> **Requirement**
Where a line of the data below has the string "this", copy that line.

(Records excerpted from a collection)
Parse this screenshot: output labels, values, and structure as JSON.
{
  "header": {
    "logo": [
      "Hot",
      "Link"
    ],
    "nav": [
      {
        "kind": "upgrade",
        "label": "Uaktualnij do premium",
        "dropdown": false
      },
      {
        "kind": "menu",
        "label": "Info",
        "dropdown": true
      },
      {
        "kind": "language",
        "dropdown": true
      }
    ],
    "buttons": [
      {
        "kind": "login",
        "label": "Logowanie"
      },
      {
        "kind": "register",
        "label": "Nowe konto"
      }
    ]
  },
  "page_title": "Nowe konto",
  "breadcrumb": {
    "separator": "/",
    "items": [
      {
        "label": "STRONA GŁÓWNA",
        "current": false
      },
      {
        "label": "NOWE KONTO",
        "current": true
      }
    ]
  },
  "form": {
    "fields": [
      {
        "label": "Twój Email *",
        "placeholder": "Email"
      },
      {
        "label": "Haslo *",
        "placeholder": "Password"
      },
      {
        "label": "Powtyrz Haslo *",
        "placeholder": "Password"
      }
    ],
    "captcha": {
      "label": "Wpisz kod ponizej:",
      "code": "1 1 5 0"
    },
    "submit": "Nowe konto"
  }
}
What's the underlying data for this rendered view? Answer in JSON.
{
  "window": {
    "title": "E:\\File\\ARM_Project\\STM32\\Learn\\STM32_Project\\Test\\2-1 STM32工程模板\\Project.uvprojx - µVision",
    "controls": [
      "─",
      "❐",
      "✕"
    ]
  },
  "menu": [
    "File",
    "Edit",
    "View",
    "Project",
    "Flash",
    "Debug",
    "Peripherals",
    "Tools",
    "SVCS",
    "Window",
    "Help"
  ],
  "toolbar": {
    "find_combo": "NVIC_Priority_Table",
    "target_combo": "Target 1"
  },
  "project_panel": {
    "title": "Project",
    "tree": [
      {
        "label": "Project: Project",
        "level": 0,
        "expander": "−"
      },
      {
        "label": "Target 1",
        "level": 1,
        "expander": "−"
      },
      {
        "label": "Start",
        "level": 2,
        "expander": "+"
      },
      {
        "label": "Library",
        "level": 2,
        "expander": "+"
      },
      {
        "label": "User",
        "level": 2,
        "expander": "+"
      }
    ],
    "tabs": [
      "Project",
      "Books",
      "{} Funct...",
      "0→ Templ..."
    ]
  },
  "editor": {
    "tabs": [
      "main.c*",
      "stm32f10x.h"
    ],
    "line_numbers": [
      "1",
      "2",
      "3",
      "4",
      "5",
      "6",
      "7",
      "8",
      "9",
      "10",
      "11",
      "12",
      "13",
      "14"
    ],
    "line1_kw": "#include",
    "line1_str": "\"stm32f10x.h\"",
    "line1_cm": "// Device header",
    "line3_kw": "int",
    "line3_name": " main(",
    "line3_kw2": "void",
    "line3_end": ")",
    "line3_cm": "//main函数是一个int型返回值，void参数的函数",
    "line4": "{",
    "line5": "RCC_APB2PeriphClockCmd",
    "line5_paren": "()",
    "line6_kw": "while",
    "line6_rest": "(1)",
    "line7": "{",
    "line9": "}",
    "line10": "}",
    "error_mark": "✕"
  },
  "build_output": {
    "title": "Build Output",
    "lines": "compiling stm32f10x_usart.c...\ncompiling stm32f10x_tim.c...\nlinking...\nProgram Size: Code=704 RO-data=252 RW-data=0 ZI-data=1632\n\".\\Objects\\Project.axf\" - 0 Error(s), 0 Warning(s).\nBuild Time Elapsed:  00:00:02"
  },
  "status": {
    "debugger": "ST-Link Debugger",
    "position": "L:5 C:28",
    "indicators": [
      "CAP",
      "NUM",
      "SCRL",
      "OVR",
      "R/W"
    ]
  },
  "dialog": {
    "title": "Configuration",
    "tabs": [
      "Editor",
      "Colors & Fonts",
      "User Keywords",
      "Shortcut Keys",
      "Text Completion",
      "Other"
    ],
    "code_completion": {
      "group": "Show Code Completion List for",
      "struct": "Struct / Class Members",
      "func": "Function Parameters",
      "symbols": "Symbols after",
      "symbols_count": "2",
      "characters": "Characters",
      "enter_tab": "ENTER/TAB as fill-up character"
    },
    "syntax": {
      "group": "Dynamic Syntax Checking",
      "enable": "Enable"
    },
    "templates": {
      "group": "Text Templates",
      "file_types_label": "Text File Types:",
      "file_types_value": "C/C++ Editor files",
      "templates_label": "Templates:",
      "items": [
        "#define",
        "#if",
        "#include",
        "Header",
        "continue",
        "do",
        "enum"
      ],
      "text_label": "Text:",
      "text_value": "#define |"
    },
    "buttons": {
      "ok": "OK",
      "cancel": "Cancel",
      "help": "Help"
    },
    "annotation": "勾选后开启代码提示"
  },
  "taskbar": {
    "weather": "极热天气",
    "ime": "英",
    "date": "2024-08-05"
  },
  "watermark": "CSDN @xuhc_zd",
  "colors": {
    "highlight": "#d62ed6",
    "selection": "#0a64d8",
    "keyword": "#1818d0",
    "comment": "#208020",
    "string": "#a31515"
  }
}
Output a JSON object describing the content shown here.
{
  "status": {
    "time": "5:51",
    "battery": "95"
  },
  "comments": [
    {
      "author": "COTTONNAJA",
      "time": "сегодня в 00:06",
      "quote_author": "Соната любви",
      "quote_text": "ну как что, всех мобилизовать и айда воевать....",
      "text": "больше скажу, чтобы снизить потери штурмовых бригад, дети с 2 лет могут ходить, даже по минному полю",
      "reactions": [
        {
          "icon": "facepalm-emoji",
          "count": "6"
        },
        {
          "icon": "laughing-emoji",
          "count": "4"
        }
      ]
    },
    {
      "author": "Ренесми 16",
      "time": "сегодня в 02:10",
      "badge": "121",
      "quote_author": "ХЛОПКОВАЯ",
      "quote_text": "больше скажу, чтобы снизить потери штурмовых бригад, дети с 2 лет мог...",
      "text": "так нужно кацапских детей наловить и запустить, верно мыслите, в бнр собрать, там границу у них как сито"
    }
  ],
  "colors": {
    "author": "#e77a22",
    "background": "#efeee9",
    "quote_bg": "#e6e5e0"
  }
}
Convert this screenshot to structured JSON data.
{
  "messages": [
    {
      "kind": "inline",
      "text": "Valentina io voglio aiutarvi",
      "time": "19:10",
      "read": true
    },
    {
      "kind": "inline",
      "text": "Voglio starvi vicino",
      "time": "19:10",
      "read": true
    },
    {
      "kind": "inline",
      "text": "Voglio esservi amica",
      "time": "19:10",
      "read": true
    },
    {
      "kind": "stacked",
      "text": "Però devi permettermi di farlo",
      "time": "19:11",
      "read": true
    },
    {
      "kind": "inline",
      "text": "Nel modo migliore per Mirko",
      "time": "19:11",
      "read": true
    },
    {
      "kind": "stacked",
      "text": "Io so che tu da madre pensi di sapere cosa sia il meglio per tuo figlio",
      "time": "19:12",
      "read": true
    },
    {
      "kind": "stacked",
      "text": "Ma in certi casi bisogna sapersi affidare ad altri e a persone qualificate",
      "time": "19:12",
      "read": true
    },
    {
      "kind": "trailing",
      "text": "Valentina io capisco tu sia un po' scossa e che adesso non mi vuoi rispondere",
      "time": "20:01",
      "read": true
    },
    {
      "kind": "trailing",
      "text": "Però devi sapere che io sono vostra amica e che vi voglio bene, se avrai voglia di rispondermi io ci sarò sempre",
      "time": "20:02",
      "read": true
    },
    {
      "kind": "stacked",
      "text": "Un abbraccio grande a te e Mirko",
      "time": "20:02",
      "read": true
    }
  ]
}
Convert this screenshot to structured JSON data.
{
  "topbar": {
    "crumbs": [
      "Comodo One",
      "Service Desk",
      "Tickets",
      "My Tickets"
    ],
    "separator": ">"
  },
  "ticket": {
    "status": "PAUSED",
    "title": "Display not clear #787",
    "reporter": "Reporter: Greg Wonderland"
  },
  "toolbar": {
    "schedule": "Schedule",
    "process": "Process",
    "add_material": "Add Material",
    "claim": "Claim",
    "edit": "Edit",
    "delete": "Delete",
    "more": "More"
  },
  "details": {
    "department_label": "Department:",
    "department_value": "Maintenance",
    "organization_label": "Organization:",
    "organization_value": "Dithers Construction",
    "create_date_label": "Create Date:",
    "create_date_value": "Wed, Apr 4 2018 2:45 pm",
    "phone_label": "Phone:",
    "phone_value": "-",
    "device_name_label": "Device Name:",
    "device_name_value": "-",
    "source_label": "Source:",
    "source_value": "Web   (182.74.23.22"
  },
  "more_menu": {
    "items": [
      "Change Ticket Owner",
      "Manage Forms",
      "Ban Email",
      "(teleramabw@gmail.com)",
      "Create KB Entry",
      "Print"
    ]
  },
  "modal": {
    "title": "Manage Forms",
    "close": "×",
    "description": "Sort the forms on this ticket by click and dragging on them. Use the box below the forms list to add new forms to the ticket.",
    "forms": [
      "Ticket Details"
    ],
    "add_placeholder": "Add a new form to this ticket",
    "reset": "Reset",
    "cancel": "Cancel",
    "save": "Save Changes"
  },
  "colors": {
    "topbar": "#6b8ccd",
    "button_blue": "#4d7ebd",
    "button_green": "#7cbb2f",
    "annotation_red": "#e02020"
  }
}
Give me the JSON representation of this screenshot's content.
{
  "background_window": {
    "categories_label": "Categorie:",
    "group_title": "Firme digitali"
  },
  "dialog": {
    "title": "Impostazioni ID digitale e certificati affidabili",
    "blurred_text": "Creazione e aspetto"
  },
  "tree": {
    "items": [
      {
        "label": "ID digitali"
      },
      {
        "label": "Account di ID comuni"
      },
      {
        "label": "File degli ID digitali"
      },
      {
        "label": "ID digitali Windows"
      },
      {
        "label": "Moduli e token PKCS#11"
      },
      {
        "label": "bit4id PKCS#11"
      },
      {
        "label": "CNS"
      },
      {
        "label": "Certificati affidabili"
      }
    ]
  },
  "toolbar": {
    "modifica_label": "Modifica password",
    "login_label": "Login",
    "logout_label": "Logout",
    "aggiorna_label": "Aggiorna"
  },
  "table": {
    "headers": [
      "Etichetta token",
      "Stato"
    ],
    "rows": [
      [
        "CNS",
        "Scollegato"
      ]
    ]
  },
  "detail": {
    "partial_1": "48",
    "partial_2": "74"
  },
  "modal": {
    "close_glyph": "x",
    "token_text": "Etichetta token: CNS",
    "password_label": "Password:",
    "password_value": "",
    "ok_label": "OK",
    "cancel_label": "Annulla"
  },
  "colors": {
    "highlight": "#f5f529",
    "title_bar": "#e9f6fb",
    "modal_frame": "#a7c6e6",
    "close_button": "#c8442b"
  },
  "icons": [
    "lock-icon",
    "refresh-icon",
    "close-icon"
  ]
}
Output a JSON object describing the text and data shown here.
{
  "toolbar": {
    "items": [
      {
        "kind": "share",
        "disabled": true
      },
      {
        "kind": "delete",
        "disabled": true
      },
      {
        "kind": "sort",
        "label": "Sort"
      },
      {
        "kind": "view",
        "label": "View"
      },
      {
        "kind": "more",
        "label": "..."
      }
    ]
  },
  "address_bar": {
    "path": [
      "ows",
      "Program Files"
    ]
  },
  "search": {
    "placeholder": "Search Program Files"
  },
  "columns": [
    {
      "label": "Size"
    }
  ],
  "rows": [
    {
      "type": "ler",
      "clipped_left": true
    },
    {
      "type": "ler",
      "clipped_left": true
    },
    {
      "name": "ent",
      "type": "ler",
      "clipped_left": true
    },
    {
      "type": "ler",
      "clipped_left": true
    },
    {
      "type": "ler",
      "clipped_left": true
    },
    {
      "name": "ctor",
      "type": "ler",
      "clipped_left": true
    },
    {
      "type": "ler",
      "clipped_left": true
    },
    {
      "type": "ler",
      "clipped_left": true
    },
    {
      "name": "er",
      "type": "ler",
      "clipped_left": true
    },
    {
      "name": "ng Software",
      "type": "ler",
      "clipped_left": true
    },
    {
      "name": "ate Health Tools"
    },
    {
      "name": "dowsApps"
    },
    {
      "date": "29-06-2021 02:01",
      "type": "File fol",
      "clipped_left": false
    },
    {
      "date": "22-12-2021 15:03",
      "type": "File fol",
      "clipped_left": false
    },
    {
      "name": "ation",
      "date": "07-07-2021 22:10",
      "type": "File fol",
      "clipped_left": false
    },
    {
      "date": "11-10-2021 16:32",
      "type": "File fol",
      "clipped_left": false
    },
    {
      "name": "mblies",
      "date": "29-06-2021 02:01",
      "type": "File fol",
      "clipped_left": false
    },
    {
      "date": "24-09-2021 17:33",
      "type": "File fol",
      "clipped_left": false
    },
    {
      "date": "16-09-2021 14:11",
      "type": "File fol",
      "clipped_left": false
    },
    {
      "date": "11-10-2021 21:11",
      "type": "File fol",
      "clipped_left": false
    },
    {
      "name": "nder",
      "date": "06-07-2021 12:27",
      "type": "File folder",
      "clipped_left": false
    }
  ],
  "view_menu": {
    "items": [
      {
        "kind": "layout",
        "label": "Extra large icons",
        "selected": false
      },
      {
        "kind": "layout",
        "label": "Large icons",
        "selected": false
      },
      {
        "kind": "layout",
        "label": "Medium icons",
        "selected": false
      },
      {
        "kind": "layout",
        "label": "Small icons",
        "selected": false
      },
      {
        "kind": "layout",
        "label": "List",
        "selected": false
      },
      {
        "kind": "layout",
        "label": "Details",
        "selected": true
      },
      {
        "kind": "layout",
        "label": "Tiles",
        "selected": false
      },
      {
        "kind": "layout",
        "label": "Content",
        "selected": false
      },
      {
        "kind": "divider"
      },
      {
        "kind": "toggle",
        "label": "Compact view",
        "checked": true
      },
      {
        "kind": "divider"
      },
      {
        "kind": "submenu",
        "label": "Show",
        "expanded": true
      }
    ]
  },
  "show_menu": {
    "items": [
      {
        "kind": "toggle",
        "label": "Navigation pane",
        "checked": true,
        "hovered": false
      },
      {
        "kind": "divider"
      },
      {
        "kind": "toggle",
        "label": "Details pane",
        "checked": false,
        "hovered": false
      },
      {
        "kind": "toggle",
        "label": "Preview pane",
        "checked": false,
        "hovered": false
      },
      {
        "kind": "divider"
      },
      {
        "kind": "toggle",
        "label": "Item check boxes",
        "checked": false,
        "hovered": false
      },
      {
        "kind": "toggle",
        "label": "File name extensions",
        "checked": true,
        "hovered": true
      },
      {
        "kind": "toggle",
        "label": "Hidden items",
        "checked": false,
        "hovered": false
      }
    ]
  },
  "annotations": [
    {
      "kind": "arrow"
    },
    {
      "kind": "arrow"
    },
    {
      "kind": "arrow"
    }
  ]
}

> **Answer**
Parse this screenshot: output labels, values, and structure as JSON.
What's the underlying data for this rendered view? Answer in JSON.
Convert this screenshot to structured JSON data.
Convert this screenshot to structured JSON data.
    "description": "Sort the forms on this ticket by click and dragging on them. Use the box below the forms list to add new forms to the ticket.",
    "add_placeholder": "Add a new form to this ticket",
Give me the JSON representation of this screenshot's content.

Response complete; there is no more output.